“Mélange”Oct. 14-15, Wheeler”Mélange,” presented by the local Hudson Reed Ensemble, is a trip back to the days of Vaudeville – but with several twists. For one, there’s no emcee. Instead, acts flow one into another, like the opening Latin number that segues into pianist Susan Nicholson’s theatrical take on “Moonlight Sonata.” Sure to be a highlight is Heather Morrow flying a 4-foot kite to “Somewhere Over the Rainbow.””Scapin” Oct. 21-23 and 27-29, New Space Theatre, CMC Spring Valley campusTom Cochran directs CMC Theatre’s production of “Scapin,” adapted by Bill Irwin and Mark O’Donnell from the Molière’s comedy about a scheming servant and miserly parents.

“Pippin” Nov. 3-6 and 10-13, Aspen District TheatreAspen Community Theatre is bringing down the fourth wall with its production of “Pippin.” Mimicking the early ’70s musical’s element of a traveling performance troupe, the production will be staged as though a band of players has come to Aspen to put on a show. Thus, jugglers and the like will roam through the house before the story – about the son of Charlemagne, and his quest for ideal happiness – gets started. The music in “Pippin” is by Stephen Schwartz, recently acclaimed for “Wicked”; the original, thrust-heavy choreography by Bob Fosse is being toned down by ACT.The production is a complete blend of familiar faces and new blood. The behind-the-scenes crew, from director Wendy Moore to set designer Tom Ward to producers Rita Hunter and Jody Hecht, are all ACT veterans.
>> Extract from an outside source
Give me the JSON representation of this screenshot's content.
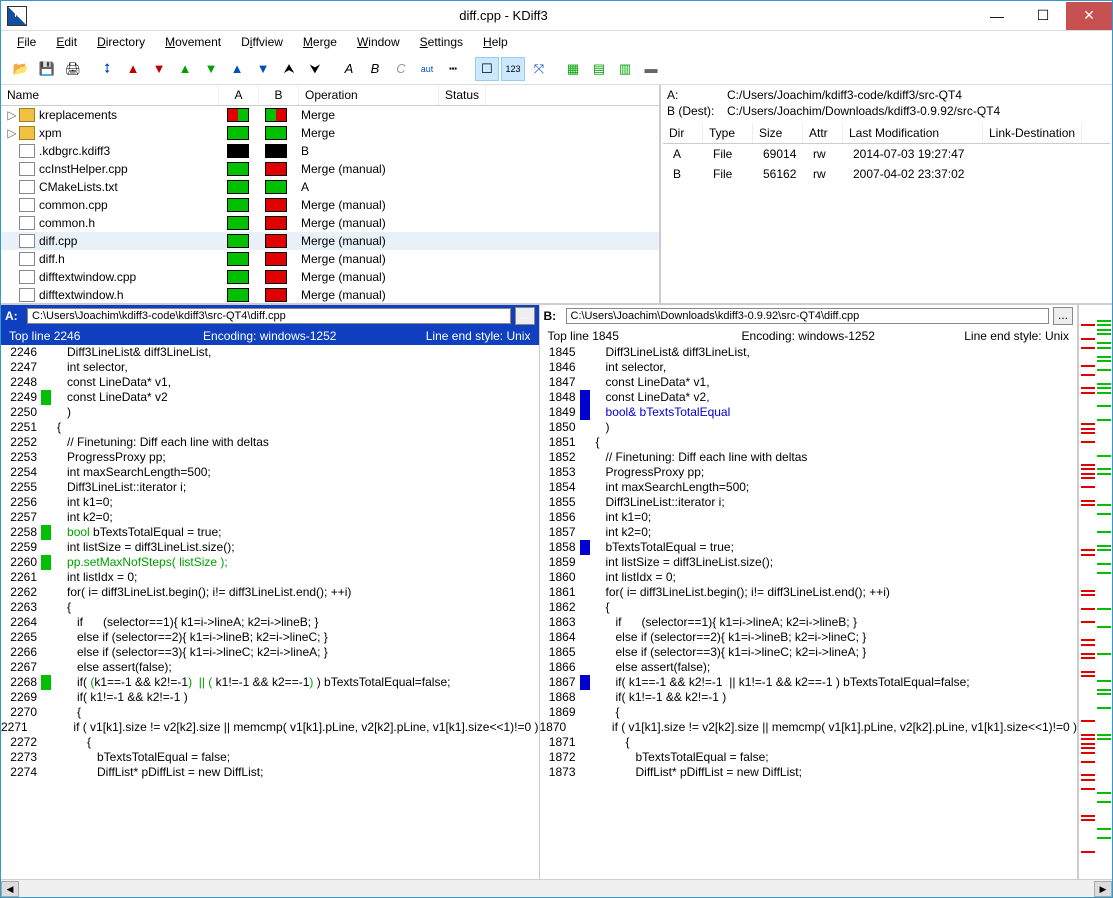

Virtually all the principal players, including Paul Dankers as Pippin, are new to the company.Sunday performances, Nov. 6 and 13, are 2 p.m. matinees.Alasdair FraserNov. 10, WheelerFraser, regarded as perhaps the best of his generation of Scottish fiddlers, joins forces with young American cellist Natalie Haas for an evening of string explorations.Stewart Oksenhorn’s e-mail address is stewart@aspentimes.com